Taking your Social Security Benefits. A lead article in USA Today on January 14, 2008 discussed when retirees should begin taking their social security benefits. Among the article’s conclusions:
- The 79 million baby boomers are expected to live longer than any previous American generation.
- Most baby boomers intend to start taking smaller benefits as early as possible (at age 62) rather then waiting for full benefits after age 65 or 66.
- According to the American Academy of Actuaries, the longer you expect to live, the more you should delay your benefits. It noted that someone expecting to live to their mid-90s would loose $150,000 in benefits by taking them at age 62. The Social Security Administration indicates that the number is around $54,000.

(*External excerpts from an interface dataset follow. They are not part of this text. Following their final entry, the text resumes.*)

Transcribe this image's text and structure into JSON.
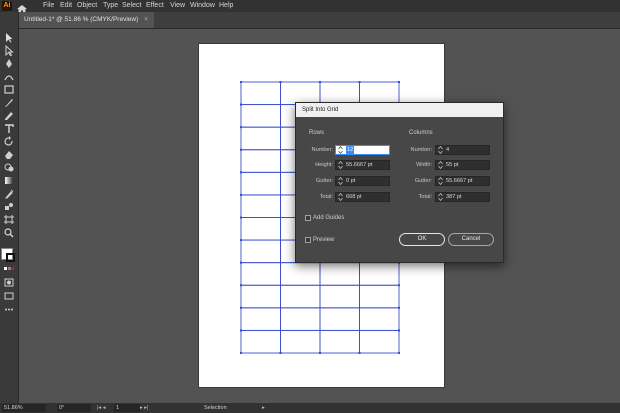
{
  "app": {
    "logo_text": "Ai"
  },
  "menu": [
    "File",
    "Edit",
    "Object",
    "Type",
    "Select",
    "Effect",
    "View",
    "Window",
    "Help"
  ],
  "tab": {
    "title": "Untitled-1* @ 51.86 % (CMYK/Preview)",
    "close": "×"
  },
  "grid": {
    "rows": 12,
    "columns": 4,
    "line_color": "#3a4fd0"
  },
  "dialog": {
    "title": "Split Into Grid",
    "rows": {
      "heading": "Rows",
      "number_label": "Number:",
      "number_value": "12",
      "height_label": "Height:",
      "height_value": "55.6667 pt",
      "gutter_label": "Gutter:",
      "gutter_value": "0 pt",
      "total_label": "Total:",
      "total_value": "668 pt"
    },
    "columns": {
      "heading": "Columns",
      "number_label": "Number:",
      "number_value": "4",
      "width_label": "Width:",
      "width_value": "55 pt",
      "gutter_label": "Gutter:",
      "gutter_value": "55.6667 pt",
      "total_label": "Total:",
      "total_value": "387 pt"
    },
    "add_guides": "Add Guides",
    "preview": "Preview",
    "ok": "OK",
    "cancel": "Cancel"
  },
  "status": {
    "zoom": "51.86%",
    "rotation": "0°",
    "artboard": "1",
    "tool": "Selection"
  }
}
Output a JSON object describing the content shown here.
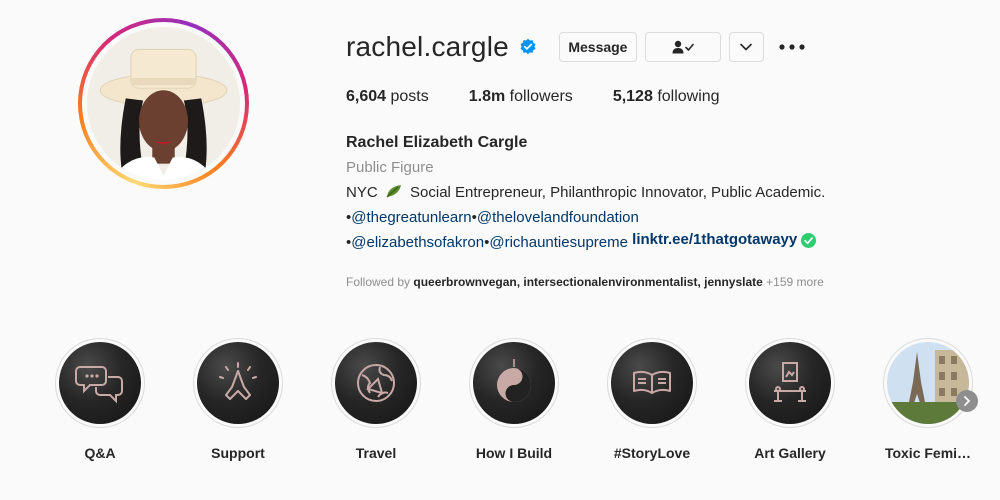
{
  "profile": {
    "username": "rachel.cargle",
    "message_label": "Message",
    "stats": {
      "posts_value": "6,604",
      "posts_label": "posts",
      "followers_value": "1.8m",
      "followers_label": "followers",
      "following_value": "5,128",
      "following_label": "following"
    },
    "bio": {
      "full_name": "Rachel Elizabeth Cargle",
      "category": "Public Figure",
      "line1_prefix": "NYC",
      "line1_text": "Social Entrepreneur, Philanthropic Innovator, Public Academic.",
      "bullet": "•",
      "mention1": "@thegreatunlearn",
      "mention2": "@thelovelandfoundation",
      "mention3": "@elizabethsofakron",
      "mention4": "@richauntiesupreme",
      "link": "linktr.ee/1thatgotawayy"
    },
    "followed_by": {
      "prefix": "Followed by",
      "names": "queerbrownvegan, intersectionalenvironmentalist, jennyslate",
      "more": "+159 more"
    }
  },
  "highlights": [
    {
      "label": "Q&A",
      "icon": "chat-bubbles-icon"
    },
    {
      "label": "Support",
      "icon": "praying-hands-icon"
    },
    {
      "label": "Travel",
      "icon": "globe-icon"
    },
    {
      "label": "How I Build",
      "icon": "yin-yang-icon"
    },
    {
      "label": "#StoryLove",
      "icon": "open-book-icon"
    },
    {
      "label": "Art Gallery",
      "icon": "gallery-frame-icon"
    },
    {
      "label": "Toxic Femi…",
      "icon": "paris-photo"
    }
  ],
  "colors": {
    "accent_blue": "#0095f6",
    "link_blue": "#00376b",
    "muted": "#8e8e8e",
    "icon_pink": "#c9a9a6"
  }
}
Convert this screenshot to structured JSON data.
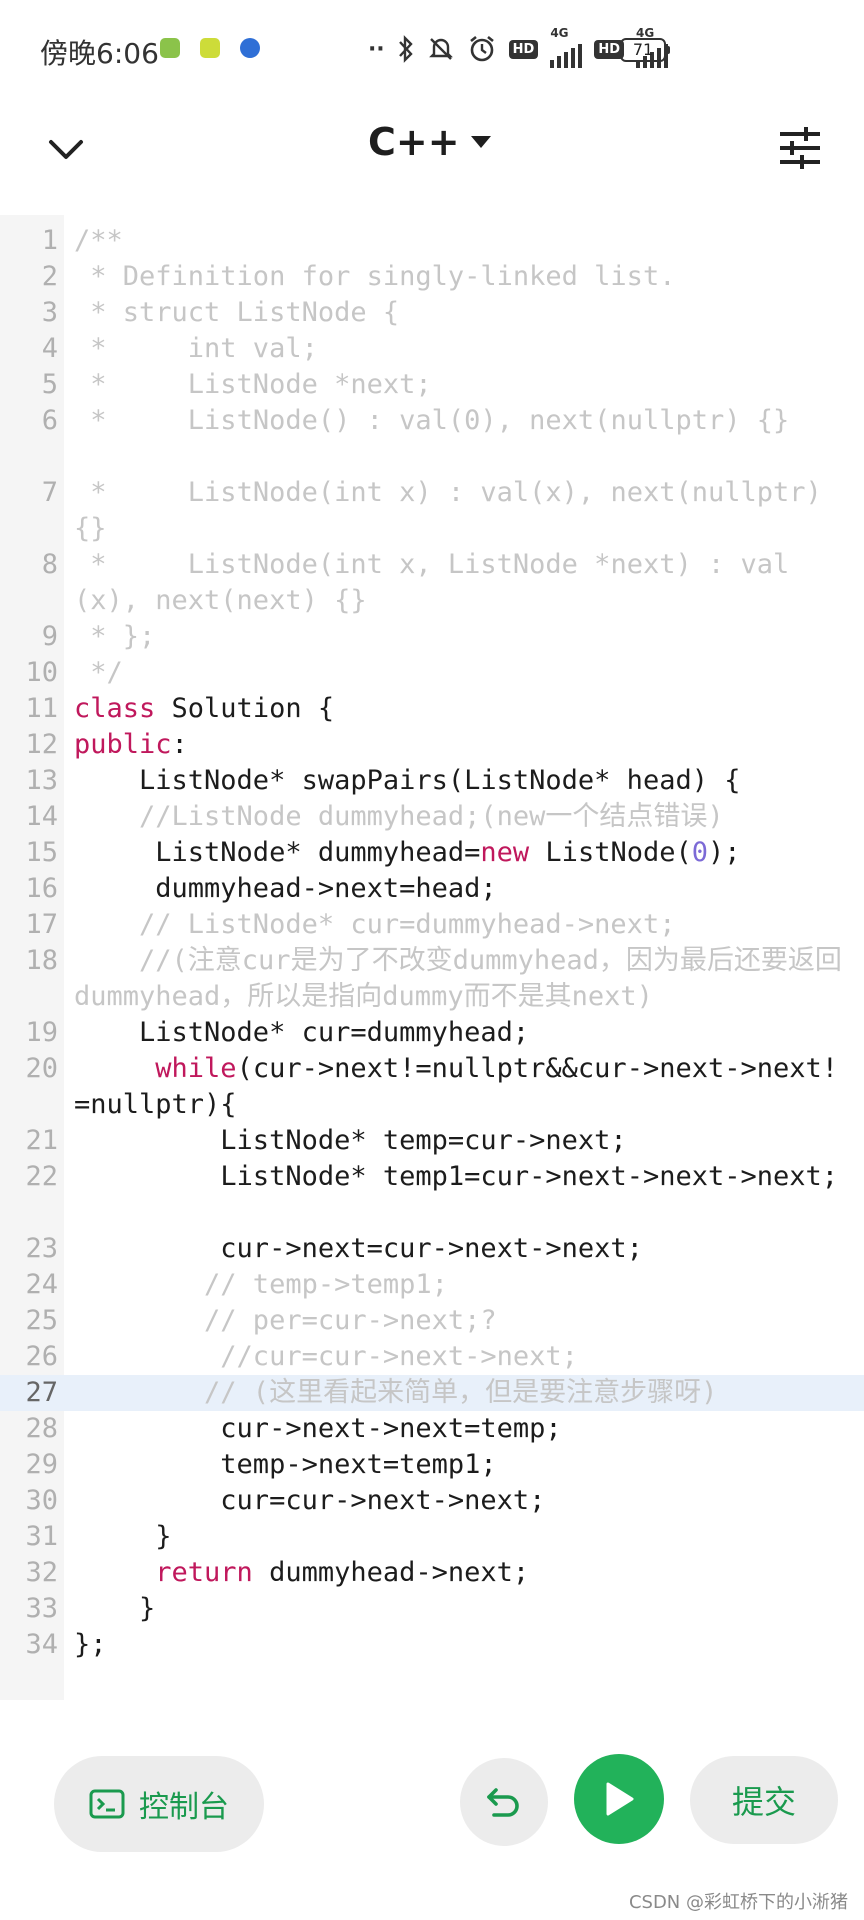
{
  "status_bar": {
    "time": "傍晚6:06",
    "network_1": "4G",
    "network_2": "4G",
    "hd_1": "HD",
    "hd_2": "HD",
    "battery": "71"
  },
  "header": {
    "language": "C++"
  },
  "editor": {
    "active_line": "27",
    "lines": [
      {
        "num": "1",
        "segments": [
          {
            "t": "/**",
            "c": "cm"
          }
        ]
      },
      {
        "num": "2",
        "segments": [
          {
            "t": " * Definition for singly-linked list.",
            "c": "cm"
          }
        ]
      },
      {
        "num": "3",
        "segments": [
          {
            "t": " * struct ListNode {",
            "c": "cm"
          }
        ]
      },
      {
        "num": "4",
        "segments": [
          {
            "t": " *     int val;",
            "c": "cm"
          }
        ]
      },
      {
        "num": "5",
        "segments": [
          {
            "t": " *     ListNode *next;",
            "c": "cm"
          }
        ]
      },
      {
        "num": "6",
        "segments": [
          {
            "t": " *     ListNode() : val(0), next(nullptr) {}",
            "c": "cm"
          }
        ]
      },
      {
        "num": "7",
        "segments": [
          {
            "t": " *     ListNode(int x) : val(x), next(nullptr) {}",
            "c": "cm"
          }
        ]
      },
      {
        "num": "8",
        "segments": [
          {
            "t": " *     ListNode(int x, ListNode *next) : val(x), next(next) {}",
            "c": "cm"
          }
        ]
      },
      {
        "num": "9",
        "segments": [
          {
            "t": " * };",
            "c": "cm"
          }
        ]
      },
      {
        "num": "10",
        "segments": [
          {
            "t": " */",
            "c": "cm"
          }
        ]
      },
      {
        "num": "11",
        "segments": [
          {
            "t": "class",
            "c": "kw"
          },
          {
            "t": " Solution {",
            "c": "pl"
          }
        ]
      },
      {
        "num": "12",
        "segments": [
          {
            "t": "public",
            "c": "kw"
          },
          {
            "t": ":",
            "c": "pl"
          }
        ]
      },
      {
        "num": "13",
        "segments": [
          {
            "t": "    ListNode* swapPairs(ListNode* head) {",
            "c": "pl"
          }
        ]
      },
      {
        "num": "14",
        "segments": [
          {
            "t": "    //ListNode dummyhead;(new一个结点错误)",
            "c": "cm"
          }
        ]
      },
      {
        "num": "15",
        "segments": [
          {
            "t": "     ListNode* dummyhead=",
            "c": "pl"
          },
          {
            "t": "new",
            "c": "kw"
          },
          {
            "t": " ListNode(",
            "c": "pl"
          },
          {
            "t": "0",
            "c": "num"
          },
          {
            "t": ");",
            "c": "pl"
          }
        ]
      },
      {
        "num": "16",
        "segments": [
          {
            "t": "     dummyhead->next=head;",
            "c": "pl"
          }
        ]
      },
      {
        "num": "17",
        "segments": [
          {
            "t": "    // ListNode* cur=dummyhead->next;",
            "c": "cm"
          }
        ]
      },
      {
        "num": "18",
        "segments": [
          {
            "t": "    //(注意cur是为了不改变dummyhead，因为最后还要返回dummyhead，所以是指向dummy而不是其next)",
            "c": "cm"
          }
        ]
      },
      {
        "num": "19",
        "segments": [
          {
            "t": "    ListNode* cur=dummyhead;",
            "c": "pl"
          }
        ]
      },
      {
        "num": "20",
        "segments": [
          {
            "t": "     ",
            "c": "pl"
          },
          {
            "t": "while",
            "c": "kw"
          },
          {
            "t": "(cur->next!=nullptr&&cur->next->next!=nullptr){",
            "c": "pl"
          }
        ]
      },
      {
        "num": "21",
        "segments": [
          {
            "t": "         ListNode* temp=cur->next;",
            "c": "pl"
          }
        ]
      },
      {
        "num": "22",
        "segments": [
          {
            "t": "         ListNode* temp1=cur->next->next->next;",
            "c": "pl"
          }
        ]
      },
      {
        "num": "23",
        "segments": [
          {
            "t": "         cur->next=cur->next->next;",
            "c": "pl"
          }
        ]
      },
      {
        "num": "24",
        "segments": [
          {
            "t": "        // temp->temp1;",
            "c": "cm"
          }
        ]
      },
      {
        "num": "25",
        "segments": [
          {
            "t": "        // per=cur->next;?",
            "c": "cm"
          }
        ]
      },
      {
        "num": "26",
        "segments": [
          {
            "t": "         //cur=cur->next->next;",
            "c": "cm"
          }
        ]
      },
      {
        "num": "27",
        "segments": [
          {
            "t": "        // (这里看起来简单，但是要注意步骤呀)",
            "c": "cm"
          }
        ]
      },
      {
        "num": "28",
        "segments": [
          {
            "t": "         cur->next->next=temp;",
            "c": "pl"
          }
        ]
      },
      {
        "num": "29",
        "segments": [
          {
            "t": "         temp->next=temp1;",
            "c": "pl"
          }
        ]
      },
      {
        "num": "30",
        "segments": [
          {
            "t": "         cur=cur->next->next;",
            "c": "pl"
          }
        ]
      },
      {
        "num": "31",
        "segments": [
          {
            "t": "     }",
            "c": "pl"
          }
        ]
      },
      {
        "num": "32",
        "segments": [
          {
            "t": "     ",
            "c": "pl"
          },
          {
            "t": "return",
            "c": "kw"
          },
          {
            "t": " dummyhead->next;",
            "c": "pl"
          }
        ]
      },
      {
        "num": "33",
        "segments": [
          {
            "t": "    }",
            "c": "pl"
          }
        ]
      },
      {
        "num": "34",
        "segments": [
          {
            "t": "};",
            "c": "pl"
          }
        ]
      }
    ]
  },
  "toolbar": {
    "console_label": "控制台",
    "submit_label": "提交"
  },
  "watermark": "CSDN @彩虹桥下的小淅猪"
}
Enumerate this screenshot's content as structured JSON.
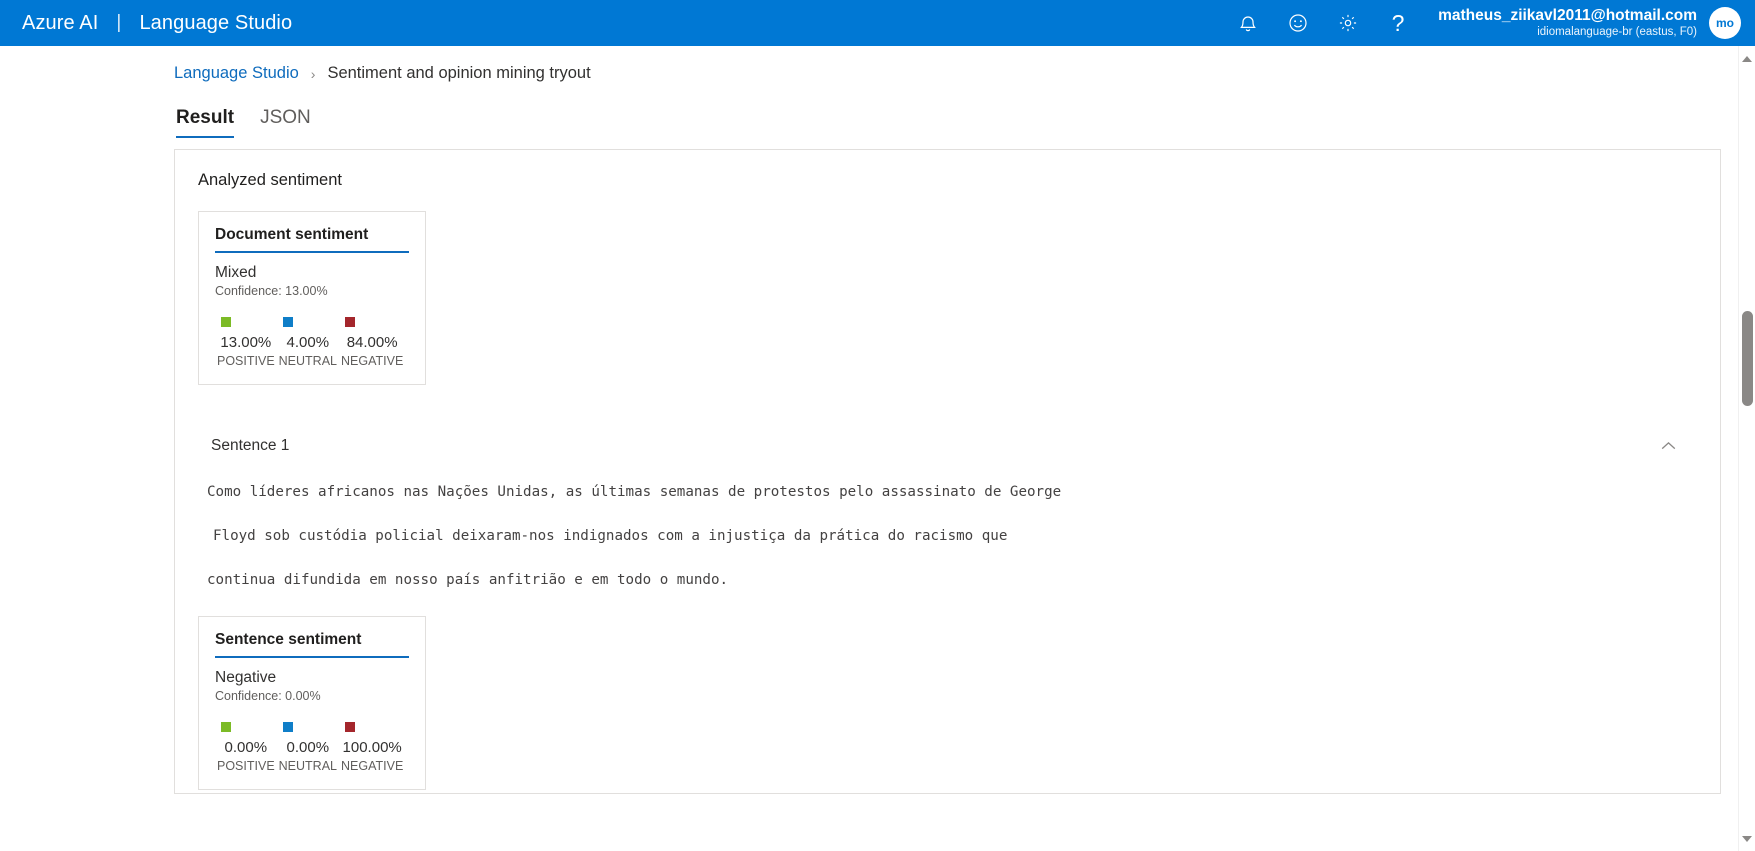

- The Social Security Administration has projected that the average “break-even” age for social security benefits is age 72. Thus, if you expect to live beyond age 72, a deferral may provide you more benefits in the long term.
Among the factors the article says need to be considered are:
- Your health and expectation of living a long life
- The health and life expectancy of your spouse because taking benefits early may reduce the spouse’s survivor benefits.
- Whether you intend to work after you reach the full retirement age, because benefits are cut $1 for each $2 of earned income over the base (in 2008 $13,560) until you reach your normal retirement age.
- Taxes may be imposed on 50-85% of your social security benefits if you have other sources of income.
- How badly you want to retire and how much you need social security benefits to do so.
- The fear that if Social Security benefits are cut in the future, the cut will not affect those receiving current benefits.
VA Aid and Attendance Benefit. An often overlooked pension benefit is the Veteran’s Aid and Attendance Benefit which can provide benefits (up to $1,554 for single veterans and $1,842 for married veterans) for poorer disabled Veterans who served during a war. Benefits are in addition to any other VA benefits the person may be receiving. For more information, see: www.veteranaid.org
Trends Worth Knowing
Baby Boomers. See this Journal’s Editor’s Column on the Unexpected Consequences of the Baby Boomers.
US Growth will be Impacted by Immigration. In a February 2008 report, the Pew Research Center projected that the US population will increase to 438 million in 2050 (up from 296 million in 2005), with 82% of the increase being from immigrants who arrived after 2005 and their descendants. The full report can be found at http://pewresearch.org
Do you have some Information which might be Helpful to other Estate Planners? Send an email to the Editor at John@scrogginlaw.com.